Column: Keep yourself, others and your taste buds safe
Harris Blackwood
Harris Blackwood

When I was a kid, we traveled on interstate highways until we reached the point where they were not completed. From there, it was a journey along a U.S. highway. 

Those routes came into being as Americans started buying automobiles and finding their way across this great land.

One of the places I remember along the highway was Howard Johnson’s restaurants. They were very distinctive with an orange roof accented with a turquoise color. 

At Howard Johnson’s, you didn’t have a hot dog, it was a butter-grilled frankfurter. The bun was toasted, and I thought they were great. They also offered 28 flavors of ice cream. They would give you a little wooden spatula containing a sample of one of the 28.

The Monroe Drug Store had several flavors of ice cream at its ornate marble soda fountain, but nowhere near 28.

I’m beginning to think that there are more strains of the coronavirus than Howard Johnson had ice cream flavors.

If the vaccine will address some or all of them, I’m ready to roll up my sleeve.

It seems there are two distinct attitudes about the vaccine. One is those who spend days and nights online or on the phone looking for a place to get the immunization. The other is people who bristle and say “don’t tell me about that vaccine.” They are also the same people who don’t want to get tested or wear a mask.

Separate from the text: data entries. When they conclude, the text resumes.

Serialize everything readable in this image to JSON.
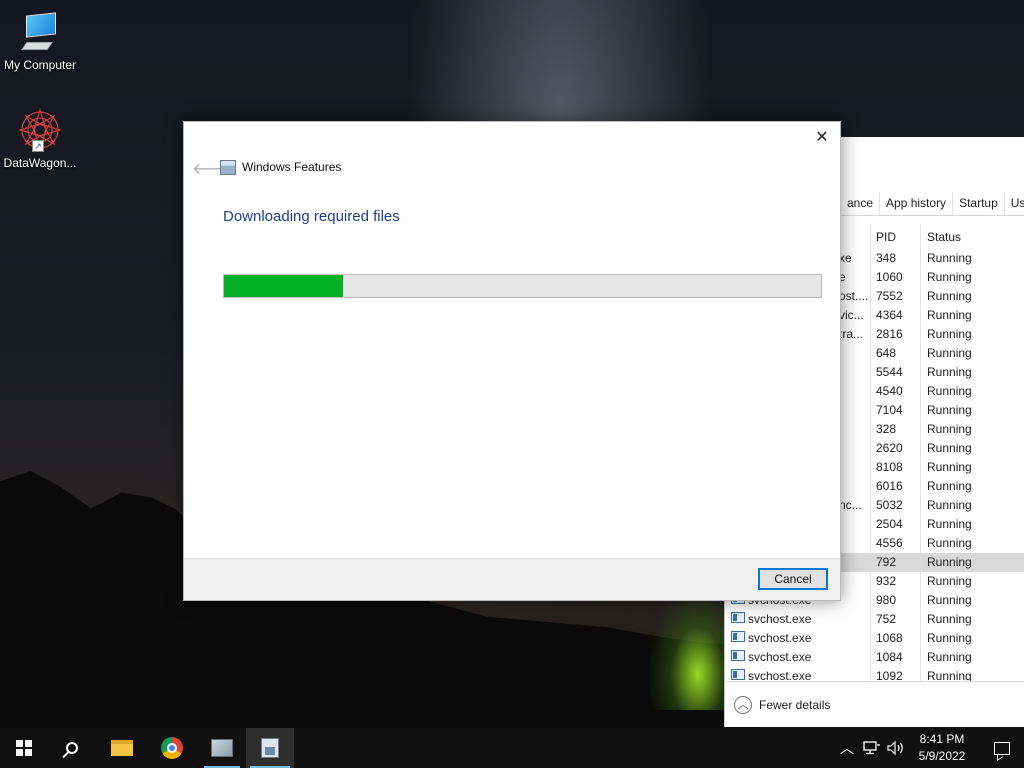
{
  "desktop": {
    "icons": [
      {
        "label": "My Computer",
        "icon": "computer-icon"
      },
      {
        "label": "DataWagon...",
        "icon": "datawagon-icon"
      }
    ]
  },
  "dialog": {
    "title": "Windows Features",
    "heading": "Downloading required files",
    "progress": 0.2,
    "progress_color": "#06b025",
    "heading_color": "#1f3f8c",
    "cancel_label": "Cancel",
    "close_glyph": "✕",
    "back_glyph": "🡐"
  },
  "task_manager": {
    "tabs": [
      "ance",
      "App history",
      "Startup",
      "Users"
    ],
    "columns": {
      "pid": "PID",
      "status": "Status"
    },
    "rows": [
      {
        "name": "xe",
        "pid": "348",
        "status": "Running"
      },
      {
        "name": "e",
        "pid": "1060",
        "status": "Running"
      },
      {
        "name": "ost....",
        "pid": "7552",
        "status": "Running"
      },
      {
        "name": "vic...",
        "pid": "4364",
        "status": "Running"
      },
      {
        "name": "tra...",
        "pid": "2816",
        "status": "Running"
      },
      {
        "name": "",
        "pid": "648",
        "status": "Running"
      },
      {
        "name": "",
        "pid": "5544",
        "status": "Running"
      },
      {
        "name": "",
        "pid": "4540",
        "status": "Running"
      },
      {
        "name": "",
        "pid": "7104",
        "status": "Running"
      },
      {
        "name": "",
        "pid": "328",
        "status": "Running"
      },
      {
        "name": "",
        "pid": "2620",
        "status": "Running"
      },
      {
        "name": "",
        "pid": "8108",
        "status": "Running"
      },
      {
        "name": "",
        "pid": "6016",
        "status": "Running"
      },
      {
        "name": "nc...",
        "pid": "5032",
        "status": "Running"
      },
      {
        "name": "",
        "pid": "2504",
        "status": "Running"
      },
      {
        "name": "",
        "pid": "4556",
        "status": "Running"
      },
      {
        "name": "",
        "pid": "792",
        "status": "Running",
        "selected": true
      },
      {
        "name": "",
        "pid": "932",
        "status": "Running"
      },
      {
        "name": "svchost.exe",
        "pid": "980",
        "status": "Running",
        "icon": true
      },
      {
        "name": "svchost.exe",
        "pid": "752",
        "status": "Running",
        "icon": true
      },
      {
        "name": "svchost.exe",
        "pid": "1068",
        "status": "Running",
        "icon": true
      },
      {
        "name": "svchost.exe",
        "pid": "1084",
        "status": "Running",
        "icon": true
      },
      {
        "name": "svchost.exe",
        "pid": "1092",
        "status": "Running",
        "icon": true
      }
    ],
    "fewer_details": "Fewer details"
  },
  "taskbar": {
    "items": [
      "start-icon",
      "search-icon",
      "file-explorer-icon",
      "chrome-icon",
      "computer-management-icon",
      "windows-features-icon"
    ],
    "clock_time": "8:41 PM",
    "clock_date": "5/9/2022",
    "accent": "#76b9ed"
  }
}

I don’t have the answer, but if wearing a mask or getting a shot can help, so be it.

In our early wars in this country, we lost as many of our soldiers and sailors to disease as we did to bullets.

By the time World War I began, we started vaccination of our uniformed personnel. One of the things we didn’t have a vaccine for was influenza, which many of them brought home from foreign shores. It launched a pandemic that took a few years to bring under control.

We may be in for a long ride with the current pandemic, if that is any indication of things to come.

I am amazed at the excuses people give for not wearing a mask. I heard one genius say that he put one to the test, at least his version of a test.  “I can wear a mask and still smell when I (pass gas).”

The researchers have learned that the coronavirus is spread by contact. You have to introduce the active virus into your body. This is why we don’t shake hands or stand too close to one another. A few molecules of this stuff could send you to the hospital in the right circumstances. The next gas you smell may be oxygen being pumped into your lungs to help you breathe.

Some folks are doing well with the precautions. Others, if you could resurrect them, might tell you that they would take them a little more seriously.

One of the most common effects of the virus is losing your sense of taste or smell. Howard Johnson’s strawberry ripple would taste the same as mocha chip or orange-pineapple.

I have many reasons to stay well. Somewhere near the bottom of the list is my disdain for beets or asparagus. If someone tries to feed them to me and my tasteless tongue, I’m going to get upset.

Wear your mask, wash your hands and be careful.


Harris Blackwood is a Gainesville resident whose columns appear on the weekend Life page and on www.gainesvilletimes.com.

Regional events